Additionally, the Rubber Board pointed out that its functions need to be expanded in a holistic manner so that areas/services already being provided are taken care of. Under the new bill, the Board shall be responsible for the promotion and development of the Indian rubber industry.
Objectives of the bill
- To promote the overall sustainability of the Rubber Industry with respect to economic, social, and environmental dimensions,
- To provide the required focus towards the development of the entire Rubber Industry value chain from upstream production to downstream manufacturing activities,
- To strategize towards the increase in area under Natural Rubber by new planting without causing any adverse impact on forests/natural ecosystems and food security,
- To facilitate the increase in average national rubber productivity through appropriate agro management practices including systematic replanting and ensuring better income for the growers,
- To strategize towards the meeting of the raw material requirement of domestic industry through domestic production as far as possible,
- To promote activities for ensuring the quality of processed forms of NR at par with international standards,
- To promote the development of the rubber product manufacturing sector and facilitate the export of quality rubber products
Rubber industry at a glance
For the next 25 years, Rubber Board has set a goal to quadruple India’s export of rubber goods from the current earnings of 25,000 crores. In 2020, India was the world’s sixth-largest producer of natural rubber. and the fourth-largest in south Asia, behind Thailand, Indonesia, and Vietnam. The land area available for natural rubber cultivation has increased over the past years. In 2020, just over 822 thousand hectares were used for rubber plantations across the country. A 2019 government report states that the production capacity in India is around 900,000 tonnes, of which around 75% is tapped. Traditional rubber-growing states comprising Kerala and Tamil Nadu account for 81% of production. Major non-traditional rubber growing regions are the North-Eastern states of Tripura, Assam, Meghalaya, Odisha, Karnataka, Maharashtra, and West Bengal.

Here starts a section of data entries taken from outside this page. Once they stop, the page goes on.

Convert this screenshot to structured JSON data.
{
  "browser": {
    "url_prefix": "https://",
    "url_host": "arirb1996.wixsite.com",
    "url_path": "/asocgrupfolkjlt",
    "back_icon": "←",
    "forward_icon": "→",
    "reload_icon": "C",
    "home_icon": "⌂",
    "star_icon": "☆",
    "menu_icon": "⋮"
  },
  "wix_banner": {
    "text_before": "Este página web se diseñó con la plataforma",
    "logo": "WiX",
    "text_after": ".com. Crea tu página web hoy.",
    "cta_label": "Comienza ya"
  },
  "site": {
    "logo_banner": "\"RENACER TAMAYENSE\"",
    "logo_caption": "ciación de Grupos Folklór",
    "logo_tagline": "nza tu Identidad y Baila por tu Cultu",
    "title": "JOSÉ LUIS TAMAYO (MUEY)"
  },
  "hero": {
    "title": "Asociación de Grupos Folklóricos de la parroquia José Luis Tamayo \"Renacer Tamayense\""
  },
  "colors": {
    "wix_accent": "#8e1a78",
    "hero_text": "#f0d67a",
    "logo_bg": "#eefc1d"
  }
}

India is the 2nd largest consumer of NR globally with current consumption of around 1.1 million tonnes.
Invitation for public comments
Views, comments, and suggestions about the Bill may be sent via mail: Secretary, Rubber Board, Sub Jail Road, Kottayam – 686002, Kerala or email: firstname.lastname@example.org before January 21, 2022.
A copy of the draft bill is available for review on the website of India’s Department of Commerce (https://commerce.gov.in) and also on the Rubber Board website (http://rubberboard.gov.in), for comments from industry stakeholders and the public at large.